New Mechanisms Discovered in PTSD, Anxiety Disorders
A new physiologically based assay shows the role of neuropeptide Y in post-traumatic stress disorder and other anxiety disorders.
Researchers in a new study discovered how stress-induced anxiety can impact circuit function in the hippocampus. The study, published in The Journal of Neuroscience, closed a knowledge gap between the molecular, circuit, and behavioral effects of neuropeptide Y, a brain-signaling molecule.
These findings may lead to novel treatments that increase neuropeptide Y in patients with stress-induced anxiety disorders, such as post-traumatic stress disorder (PTSD).
High levels of neuropeptide Y are known to elicit anti-anxiety effects, but the levels of this molecule are diminished in patients with PTSD and anxiety disorders. The mechanisms behind how changing levels of neuropeptide Y impact circuit function to reduce or increase anxiety were previously unknown.
The researchers also discovered that exposing mice to a predator scent prevents the release of neuropeptide Y, which may increase anxiety, according to the study.
The US Department of Veterans Affairs has reported that 3.5% of the population has PTSD, and it affects 3 times more women than men. More than 10% of US military veterans who served in the Gulf War, Iraq, or Afghanistan have PTSD.
In the study, the investigators focused their efforts on the CA1 portion of the hippocampus, which is involved with learning and memory, and contains neurons that release neuropeptide Y.
The Schaffer collateral (SC) pathway and the temporoammonic (TA) pathway both activate CA1, and are involved with fear learning, according to the study. The TA neural pathway is known to be highly affected by stress.
The researchers sent electrical pulses through the SC and TA pathways to stimulate the release of neuropeptide Y from neurons through the use of a new physiologically based assay. This resulted in a change in plasticity of TA synapses onto excitatory neurons in the CA1. The release altered the plasticity of the SC synapses through the activation of both neural pathways.
The investigators also found that exposing mouse models of PTSD to predator scent inhibited the release of neuropeptide Y in the TA pathway, and changed the function of TA synapses, according to the study. This finding was significant because neuropeptide Y impairment causes circuit dysfunction in response to stress.
Due to these findings, in combination with previous findings, the investigators created a chain of events. The researchers hypothesize that predator scent impairs neuropeptide Y release, which enhances short-term plasticity of TA synapses. Enhanced plasticity then increases the strength of the neural pathway to spike CA1 nerve cells, which then alters the hippocampus function, and may increase the consolidation of fear learning, according to the study.

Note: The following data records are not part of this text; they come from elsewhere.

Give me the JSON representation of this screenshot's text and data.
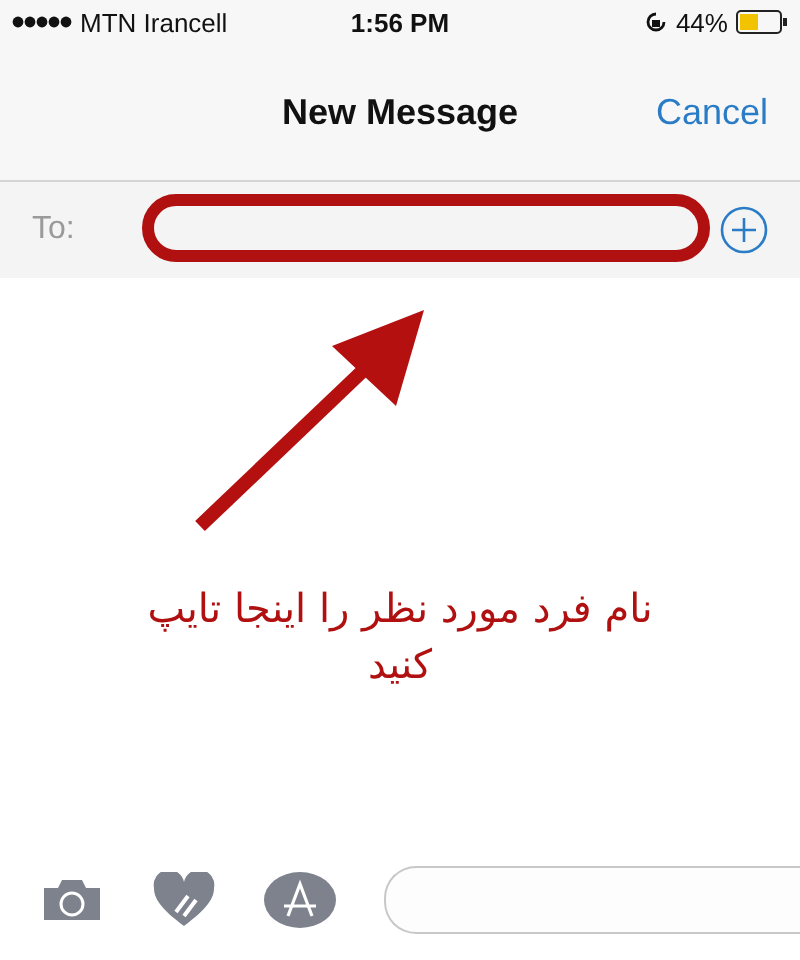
{
  "status_bar": {
    "carrier": "MTN Irancell",
    "time": "1:56 PM",
    "battery": "44%"
  },
  "nav": {
    "title": "New Message",
    "cancel": "Cancel"
  },
  "to_field": {
    "label": "To:"
  },
  "annotation": {
    "text": "نام فرد مورد نظر را اینجا تایپ کنید"
  }
}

The authors also believe that this new assay could be used in other conditions where neuropeptide Y is inhibited, such as epilepsy, depression, and schizophrenia.

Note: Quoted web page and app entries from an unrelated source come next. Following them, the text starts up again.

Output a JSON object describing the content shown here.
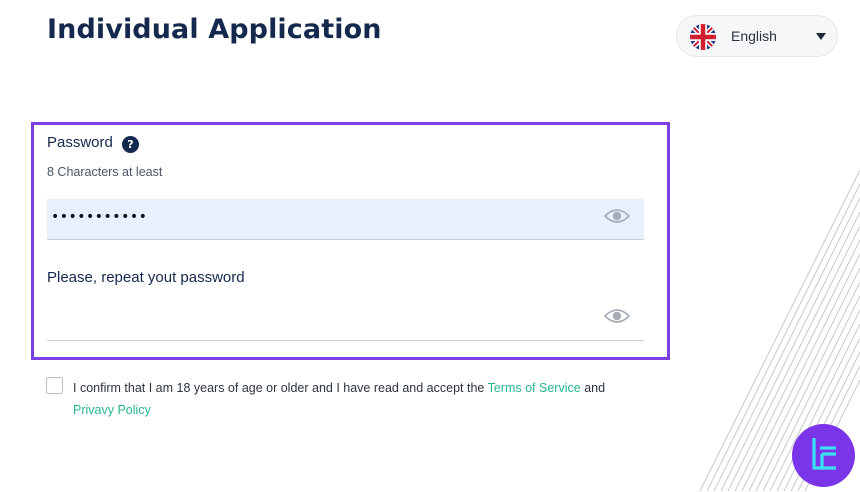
{
  "page": {
    "title": "Individual Application"
  },
  "language": {
    "selected": "English",
    "flag_icon": "uk-flag-icon"
  },
  "password": {
    "label": "Password",
    "help_icon": "?",
    "hint": "8 Characters at least",
    "masked_value": "•••••••••••"
  },
  "repeat_password": {
    "label": "Please, repeat yout password",
    "value": ""
  },
  "consent": {
    "text_before": "I confirm that I am 18 years of age or older and I have read and accept the",
    "terms_link": "Terms of Service",
    "and": "and",
    "privacy_link": "Privavy Policy",
    "checked": false
  },
  "colors": {
    "accent_purple": "#7b3fe4",
    "link_green": "#27b58f",
    "title_navy": "#14294d",
    "input_fill": "#e8f0fe"
  }
}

"Our study is the first demonstration of the impact of endogenously released neuropeptide Y on SC and TA short-term plasticity in response to stimulation with a physiologically derived spike train,” the authors wrote. “While no in vitro experiment completely duplicates in vivo conditions, these experiments bring us one step closer to the physiological situation and advance our understanding of how temporally complex activity regulates neuropeptide Y release from neuropeptide Y-positive interneurons."